De Brunhoff, Jean (1961). The Story of Barbar, the Little Elephant. Trans. Merle S. Haas. New York: Random House.
Gopalakrishnan, A., and Persiani-Becker, K. (2011). Multicultural Children’s Literature: A Critical Issues Approach. Thousand Oaks, CA: SAGE Publications, Inc.
Gopnik, A. (2008). “Freeing the Elephants: What Barbar Brought.” The New Yorker. Retrieved from: http://www.newyorker.com/magazine/2008/09/22/freeing-the-elephants.
Kohl, Herbert R. (1995). Should we Burn Barbar?: Essays on Children’s Literature and the Power of Stories. New York: The New Press.
Naidoo, Beverley. (1992). Through Whose Eyes? Exploring Racism: Reader, Text and Context. London: Trentham Books.
Paul, Annie Murphy. "Your Brain on Fiction." The New York Times. 17 Mar. 2012. Retrieved from: http://www.nytimes.com/2012/03/18/opinion/sunday/the-neuroscience-of-your-brain-on-fiction.html?_r=0.
Suh, B. K., & Samuel, F. A. (2011). “The value of multiculturalism in a global village: In the context of teaching children's literature.” New England Reading Association Journal, 47(1), 1-10.

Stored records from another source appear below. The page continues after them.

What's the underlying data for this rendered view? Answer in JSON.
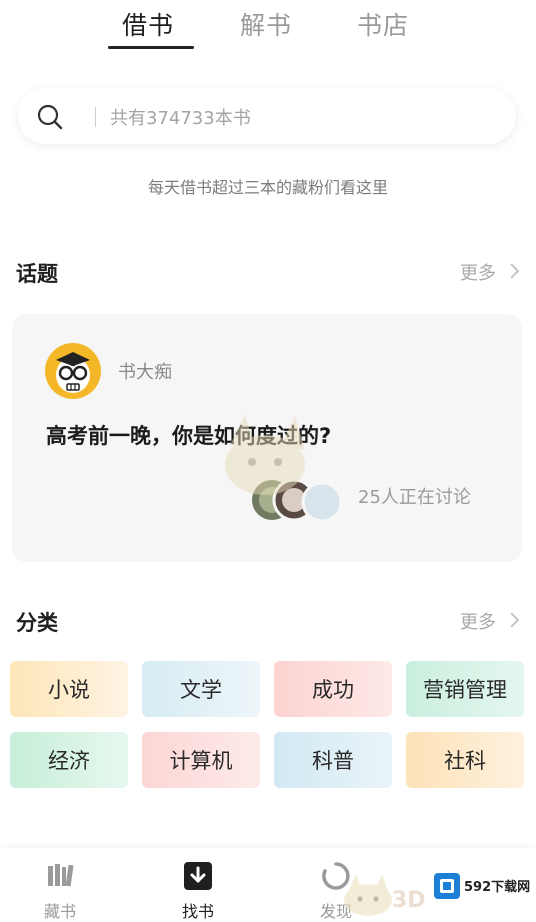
{
  "top_tabs": [
    {
      "label": "借书",
      "active": true
    },
    {
      "label": "解书",
      "active": false
    },
    {
      "label": "书店",
      "active": false
    }
  ],
  "search": {
    "placeholder": "共有374733本书",
    "icon": "search-icon"
  },
  "search_hint": "每天借书超过三本的藏粉们看这里",
  "topics": {
    "title": "话题",
    "more": "更多",
    "card": {
      "author": "书大痴",
      "question": "高考前一晚，你是如何度过的?",
      "discussing": "25人正在讨论"
    }
  },
  "categories": {
    "title": "分类",
    "more": "更多",
    "items": [
      "小说",
      "文学",
      "成功",
      "营销管理",
      "经济",
      "计算机",
      "科普",
      "社科"
    ]
  },
  "bottom_nav": [
    {
      "label": "藏书",
      "icon": "bookshelf-icon",
      "active": false
    },
    {
      "label": "找书",
      "icon": "find-book-icon",
      "active": true
    },
    {
      "label": "发现",
      "icon": "discover-icon",
      "active": false
    },
    {
      "label": "",
      "icon": "profile-icon",
      "active": false
    }
  ],
  "watermark": {
    "text": "592下载网",
    "mark": "3D"
  },
  "colors": {
    "accent": "#1f1f1f",
    "muted": "#9a9a9a",
    "card_bg": "#f6f6f6"
  }
}
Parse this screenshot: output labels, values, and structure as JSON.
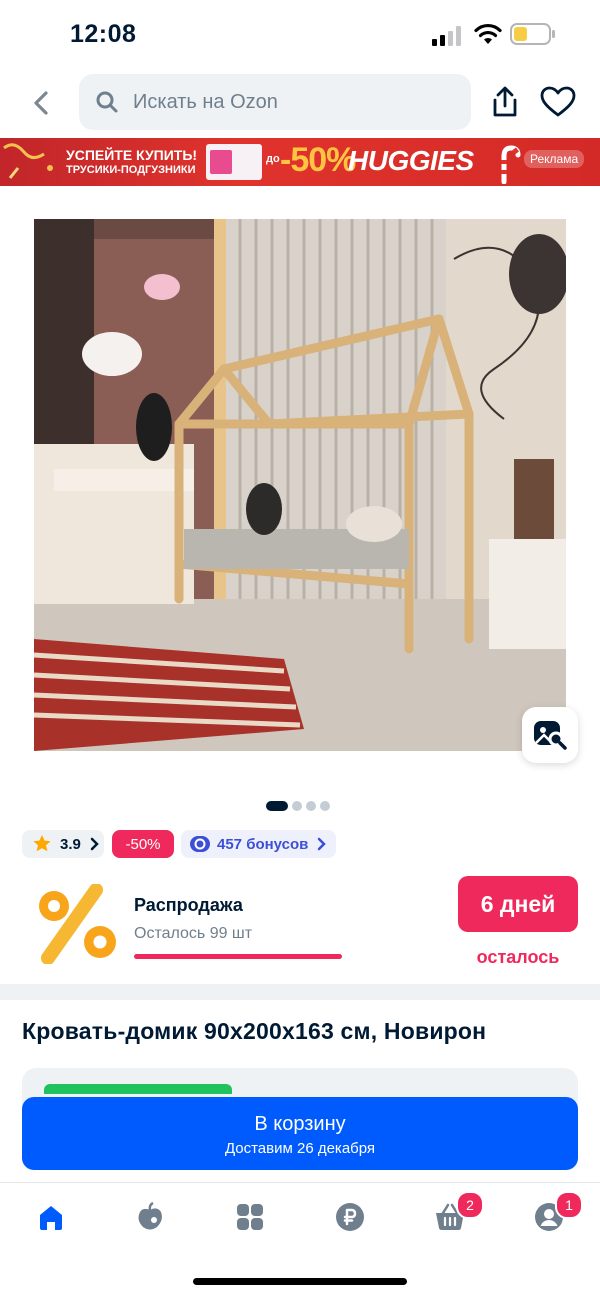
{
  "status_bar": {
    "time": "12:08"
  },
  "search": {
    "placeholder": "Искать на Ozon"
  },
  "banner": {
    "line1": "УСПЕЙТЕ КУПИТЬ!",
    "line2": "ТРУСИКИ-ПОДГУЗНИКИ",
    "upto": "до",
    "discount": "-50%",
    "brand": "HUGGIES",
    "ad_label": "Реклама"
  },
  "gallery": {
    "total_images": 4,
    "active_index": 0
  },
  "chips": {
    "rating": "3.9",
    "discount": "-50%",
    "bonus": "457 бонусов"
  },
  "sale": {
    "title": "Распродажа",
    "remaining": "Осталось 99 шт",
    "progress": 1.0,
    "days": "6 дней",
    "days_caption": "осталось"
  },
  "product": {
    "title": "Кровать-домик 90x200x163 см, Новирон"
  },
  "cart_button": {
    "label": "В корзину",
    "sublabel": "Доставим 26 декабря"
  },
  "tabbar": {
    "items": [
      {
        "name": "home",
        "icon": "home-icon",
        "active": true
      },
      {
        "name": "fresh",
        "icon": "fresh-icon"
      },
      {
        "name": "catalog",
        "icon": "catalog-icon"
      },
      {
        "name": "finance",
        "icon": "ruble-icon"
      },
      {
        "name": "cart",
        "icon": "basket-icon",
        "badge": "2"
      },
      {
        "name": "profile",
        "icon": "profile-icon",
        "badge": "1"
      }
    ]
  },
  "colors": {
    "accent": "#005bff",
    "sale": "#f0295c",
    "text": "#001a34"
  }
}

Jen is an Instructor of English at East Stroudsburg University. Views and opinions expressed here are her own, and not those of the University or any other organization.